Component data from apps and pages ->

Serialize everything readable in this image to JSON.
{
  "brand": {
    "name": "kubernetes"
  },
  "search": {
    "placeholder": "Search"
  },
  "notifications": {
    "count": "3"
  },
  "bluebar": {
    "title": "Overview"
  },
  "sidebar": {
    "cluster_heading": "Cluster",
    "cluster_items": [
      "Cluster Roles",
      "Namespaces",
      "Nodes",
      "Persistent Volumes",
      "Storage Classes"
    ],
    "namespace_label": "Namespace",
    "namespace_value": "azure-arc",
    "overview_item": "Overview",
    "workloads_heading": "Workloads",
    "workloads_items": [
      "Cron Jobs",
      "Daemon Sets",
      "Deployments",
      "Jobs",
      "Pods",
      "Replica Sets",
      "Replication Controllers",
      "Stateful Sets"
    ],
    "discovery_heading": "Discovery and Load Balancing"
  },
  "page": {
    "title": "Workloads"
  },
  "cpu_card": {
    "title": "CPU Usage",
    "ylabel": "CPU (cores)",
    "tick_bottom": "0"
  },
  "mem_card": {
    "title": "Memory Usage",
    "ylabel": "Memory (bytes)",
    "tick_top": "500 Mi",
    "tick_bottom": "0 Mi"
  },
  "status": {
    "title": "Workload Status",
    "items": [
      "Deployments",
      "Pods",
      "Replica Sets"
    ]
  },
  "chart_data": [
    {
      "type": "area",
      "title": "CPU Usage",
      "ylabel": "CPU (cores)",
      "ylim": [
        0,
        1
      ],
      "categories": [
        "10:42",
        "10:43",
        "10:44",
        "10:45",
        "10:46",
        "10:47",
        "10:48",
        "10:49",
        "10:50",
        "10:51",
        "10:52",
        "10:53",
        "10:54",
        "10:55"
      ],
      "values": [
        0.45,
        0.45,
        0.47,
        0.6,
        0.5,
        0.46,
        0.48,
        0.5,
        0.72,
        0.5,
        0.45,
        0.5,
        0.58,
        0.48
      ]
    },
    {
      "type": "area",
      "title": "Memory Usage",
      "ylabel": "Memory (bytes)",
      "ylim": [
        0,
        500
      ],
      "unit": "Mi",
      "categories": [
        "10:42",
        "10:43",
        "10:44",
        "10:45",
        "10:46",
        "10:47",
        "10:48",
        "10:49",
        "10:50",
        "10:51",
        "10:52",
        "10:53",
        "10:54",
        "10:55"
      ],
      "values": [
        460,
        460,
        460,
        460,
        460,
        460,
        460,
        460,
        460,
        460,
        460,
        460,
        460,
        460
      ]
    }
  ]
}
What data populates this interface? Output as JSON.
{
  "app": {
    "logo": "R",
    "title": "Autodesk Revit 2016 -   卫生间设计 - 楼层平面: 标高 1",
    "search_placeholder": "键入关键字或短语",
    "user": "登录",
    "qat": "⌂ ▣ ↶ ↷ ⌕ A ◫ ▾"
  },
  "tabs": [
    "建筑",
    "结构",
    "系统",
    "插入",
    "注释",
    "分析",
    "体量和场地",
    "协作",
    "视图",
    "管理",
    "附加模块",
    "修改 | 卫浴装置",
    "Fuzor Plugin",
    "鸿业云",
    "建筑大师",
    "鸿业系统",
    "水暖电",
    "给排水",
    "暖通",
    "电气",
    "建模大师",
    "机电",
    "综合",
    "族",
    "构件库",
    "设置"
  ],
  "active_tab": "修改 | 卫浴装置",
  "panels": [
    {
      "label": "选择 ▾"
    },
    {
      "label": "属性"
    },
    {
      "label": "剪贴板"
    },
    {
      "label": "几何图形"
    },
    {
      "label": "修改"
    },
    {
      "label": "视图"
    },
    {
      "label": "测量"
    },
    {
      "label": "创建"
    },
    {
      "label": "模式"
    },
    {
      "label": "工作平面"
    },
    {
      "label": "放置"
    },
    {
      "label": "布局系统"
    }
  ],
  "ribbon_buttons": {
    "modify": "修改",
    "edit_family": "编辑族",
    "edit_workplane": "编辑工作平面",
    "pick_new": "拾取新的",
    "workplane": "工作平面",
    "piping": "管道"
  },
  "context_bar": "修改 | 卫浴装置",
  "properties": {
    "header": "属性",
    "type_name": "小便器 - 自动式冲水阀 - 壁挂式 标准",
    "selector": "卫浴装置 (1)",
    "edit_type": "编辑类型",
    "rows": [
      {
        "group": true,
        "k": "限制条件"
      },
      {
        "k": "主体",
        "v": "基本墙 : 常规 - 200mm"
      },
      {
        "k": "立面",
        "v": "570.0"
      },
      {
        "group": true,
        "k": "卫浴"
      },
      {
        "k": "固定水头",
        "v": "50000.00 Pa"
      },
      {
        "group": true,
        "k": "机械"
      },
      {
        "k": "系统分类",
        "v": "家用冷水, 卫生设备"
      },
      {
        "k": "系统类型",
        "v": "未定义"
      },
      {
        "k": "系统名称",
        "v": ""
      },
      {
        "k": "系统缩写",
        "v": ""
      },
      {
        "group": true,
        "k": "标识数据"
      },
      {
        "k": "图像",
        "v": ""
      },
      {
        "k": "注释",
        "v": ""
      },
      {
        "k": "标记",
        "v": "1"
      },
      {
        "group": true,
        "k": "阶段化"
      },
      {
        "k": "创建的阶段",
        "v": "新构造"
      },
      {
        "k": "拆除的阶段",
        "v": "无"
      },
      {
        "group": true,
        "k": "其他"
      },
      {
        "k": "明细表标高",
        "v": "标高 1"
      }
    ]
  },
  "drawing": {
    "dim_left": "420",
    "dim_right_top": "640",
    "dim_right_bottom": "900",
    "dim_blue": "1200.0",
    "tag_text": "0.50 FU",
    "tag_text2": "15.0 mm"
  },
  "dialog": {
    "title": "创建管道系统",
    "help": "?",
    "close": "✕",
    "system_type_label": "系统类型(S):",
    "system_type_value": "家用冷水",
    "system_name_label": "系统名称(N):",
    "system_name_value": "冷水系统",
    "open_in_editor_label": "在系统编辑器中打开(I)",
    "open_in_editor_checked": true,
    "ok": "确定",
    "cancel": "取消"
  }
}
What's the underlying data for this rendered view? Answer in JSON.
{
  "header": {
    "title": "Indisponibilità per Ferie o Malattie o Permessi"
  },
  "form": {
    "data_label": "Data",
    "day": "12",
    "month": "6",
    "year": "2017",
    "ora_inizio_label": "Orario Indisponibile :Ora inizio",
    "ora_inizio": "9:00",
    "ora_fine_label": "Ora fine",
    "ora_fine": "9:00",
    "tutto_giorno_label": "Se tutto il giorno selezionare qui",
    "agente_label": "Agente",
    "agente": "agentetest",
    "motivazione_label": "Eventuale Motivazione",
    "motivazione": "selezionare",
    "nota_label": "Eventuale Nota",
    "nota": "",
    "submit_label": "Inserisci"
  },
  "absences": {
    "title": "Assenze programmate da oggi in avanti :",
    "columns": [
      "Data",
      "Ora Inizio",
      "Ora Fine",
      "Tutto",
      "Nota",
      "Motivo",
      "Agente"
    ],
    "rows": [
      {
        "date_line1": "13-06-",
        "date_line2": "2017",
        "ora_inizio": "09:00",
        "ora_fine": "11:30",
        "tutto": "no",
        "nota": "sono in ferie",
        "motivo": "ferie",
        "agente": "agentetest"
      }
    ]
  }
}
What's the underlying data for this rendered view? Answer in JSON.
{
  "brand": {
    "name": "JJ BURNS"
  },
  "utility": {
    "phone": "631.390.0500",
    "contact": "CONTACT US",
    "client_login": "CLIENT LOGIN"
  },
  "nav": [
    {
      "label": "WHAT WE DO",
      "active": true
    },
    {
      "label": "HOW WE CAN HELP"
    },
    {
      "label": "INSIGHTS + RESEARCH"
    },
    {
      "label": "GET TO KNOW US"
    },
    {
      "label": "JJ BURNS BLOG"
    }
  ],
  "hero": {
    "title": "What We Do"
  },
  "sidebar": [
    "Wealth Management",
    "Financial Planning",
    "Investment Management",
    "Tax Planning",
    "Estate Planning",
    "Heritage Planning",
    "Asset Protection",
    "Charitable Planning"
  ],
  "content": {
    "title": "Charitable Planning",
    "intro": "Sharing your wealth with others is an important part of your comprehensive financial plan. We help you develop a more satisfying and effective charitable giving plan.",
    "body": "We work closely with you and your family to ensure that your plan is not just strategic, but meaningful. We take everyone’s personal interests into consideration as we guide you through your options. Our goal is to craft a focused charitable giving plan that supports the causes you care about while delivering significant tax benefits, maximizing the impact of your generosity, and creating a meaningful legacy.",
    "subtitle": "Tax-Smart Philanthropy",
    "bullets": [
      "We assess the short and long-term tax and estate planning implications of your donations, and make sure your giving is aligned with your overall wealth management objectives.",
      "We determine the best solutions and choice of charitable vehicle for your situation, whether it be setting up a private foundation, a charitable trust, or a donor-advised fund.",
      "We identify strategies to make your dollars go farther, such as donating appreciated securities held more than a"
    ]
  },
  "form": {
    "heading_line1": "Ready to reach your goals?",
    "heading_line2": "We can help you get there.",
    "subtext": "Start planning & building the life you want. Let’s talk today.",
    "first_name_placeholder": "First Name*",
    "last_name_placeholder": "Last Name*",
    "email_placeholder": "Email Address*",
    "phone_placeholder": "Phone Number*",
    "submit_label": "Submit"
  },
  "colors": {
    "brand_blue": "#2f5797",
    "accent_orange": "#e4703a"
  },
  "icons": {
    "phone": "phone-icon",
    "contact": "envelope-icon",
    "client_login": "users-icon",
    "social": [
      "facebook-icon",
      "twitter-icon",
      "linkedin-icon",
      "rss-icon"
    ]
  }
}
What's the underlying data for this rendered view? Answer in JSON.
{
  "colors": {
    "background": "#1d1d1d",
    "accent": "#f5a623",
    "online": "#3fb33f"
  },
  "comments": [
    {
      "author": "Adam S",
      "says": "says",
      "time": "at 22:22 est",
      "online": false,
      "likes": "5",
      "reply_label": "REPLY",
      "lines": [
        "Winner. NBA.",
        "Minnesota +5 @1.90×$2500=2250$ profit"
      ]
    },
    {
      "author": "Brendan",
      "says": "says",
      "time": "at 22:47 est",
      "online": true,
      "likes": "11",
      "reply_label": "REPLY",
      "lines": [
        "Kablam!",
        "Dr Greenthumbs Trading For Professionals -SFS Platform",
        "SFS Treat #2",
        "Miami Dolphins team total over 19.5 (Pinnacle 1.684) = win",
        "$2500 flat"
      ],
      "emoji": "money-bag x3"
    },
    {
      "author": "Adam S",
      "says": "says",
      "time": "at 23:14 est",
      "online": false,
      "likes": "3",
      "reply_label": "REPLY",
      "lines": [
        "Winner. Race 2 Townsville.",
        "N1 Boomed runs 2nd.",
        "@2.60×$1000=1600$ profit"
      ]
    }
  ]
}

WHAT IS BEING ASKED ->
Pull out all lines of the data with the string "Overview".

WRITTEN ANSWER ->
    "title": "Overview"
    "overview_item": "Overview",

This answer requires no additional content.